● **TASK DESCRIPTION**: All that is needed is the number of lines in the records that contain the word "this", stated without anything else.

Records from a data source
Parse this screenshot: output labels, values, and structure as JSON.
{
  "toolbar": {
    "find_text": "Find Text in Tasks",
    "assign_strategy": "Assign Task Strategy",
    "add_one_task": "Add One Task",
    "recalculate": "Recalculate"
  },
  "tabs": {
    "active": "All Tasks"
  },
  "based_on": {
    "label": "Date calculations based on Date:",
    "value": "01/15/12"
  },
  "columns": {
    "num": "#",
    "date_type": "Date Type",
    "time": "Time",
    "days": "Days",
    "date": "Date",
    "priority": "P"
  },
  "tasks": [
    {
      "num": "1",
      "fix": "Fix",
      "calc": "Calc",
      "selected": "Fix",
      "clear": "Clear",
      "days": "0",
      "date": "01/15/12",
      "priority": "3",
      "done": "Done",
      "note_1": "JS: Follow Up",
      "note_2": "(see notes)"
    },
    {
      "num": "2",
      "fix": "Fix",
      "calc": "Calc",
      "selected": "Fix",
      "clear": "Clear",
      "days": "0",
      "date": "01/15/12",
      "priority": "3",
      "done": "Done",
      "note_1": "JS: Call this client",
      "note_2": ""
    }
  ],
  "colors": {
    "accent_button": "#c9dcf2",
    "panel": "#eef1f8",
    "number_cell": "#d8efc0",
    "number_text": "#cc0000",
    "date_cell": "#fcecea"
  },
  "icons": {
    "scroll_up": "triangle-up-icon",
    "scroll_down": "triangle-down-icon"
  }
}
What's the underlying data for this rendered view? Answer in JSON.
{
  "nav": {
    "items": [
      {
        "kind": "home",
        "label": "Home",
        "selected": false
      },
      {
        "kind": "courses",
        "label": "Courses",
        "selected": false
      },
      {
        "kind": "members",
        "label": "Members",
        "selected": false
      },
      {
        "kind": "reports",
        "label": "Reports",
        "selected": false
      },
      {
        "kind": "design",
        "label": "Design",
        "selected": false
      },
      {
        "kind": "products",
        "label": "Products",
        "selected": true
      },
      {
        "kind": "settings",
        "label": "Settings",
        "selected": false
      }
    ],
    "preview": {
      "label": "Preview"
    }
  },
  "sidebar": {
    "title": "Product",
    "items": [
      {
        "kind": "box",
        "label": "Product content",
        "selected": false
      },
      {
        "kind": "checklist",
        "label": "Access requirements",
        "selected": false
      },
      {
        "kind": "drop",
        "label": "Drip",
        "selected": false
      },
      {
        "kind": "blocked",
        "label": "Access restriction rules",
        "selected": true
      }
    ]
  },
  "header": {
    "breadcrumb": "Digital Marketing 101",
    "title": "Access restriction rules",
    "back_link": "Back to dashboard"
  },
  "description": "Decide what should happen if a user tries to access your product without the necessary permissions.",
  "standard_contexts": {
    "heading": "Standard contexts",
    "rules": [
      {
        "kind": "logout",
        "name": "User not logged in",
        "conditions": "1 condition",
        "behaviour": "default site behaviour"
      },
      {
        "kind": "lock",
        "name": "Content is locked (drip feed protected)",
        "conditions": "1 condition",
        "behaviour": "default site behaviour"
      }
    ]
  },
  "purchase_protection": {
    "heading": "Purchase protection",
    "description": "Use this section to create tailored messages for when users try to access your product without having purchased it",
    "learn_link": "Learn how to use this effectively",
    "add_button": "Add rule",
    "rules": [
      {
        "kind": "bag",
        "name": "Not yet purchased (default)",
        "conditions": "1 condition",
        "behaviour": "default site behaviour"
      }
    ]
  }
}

● **ANSWER BOX**: 5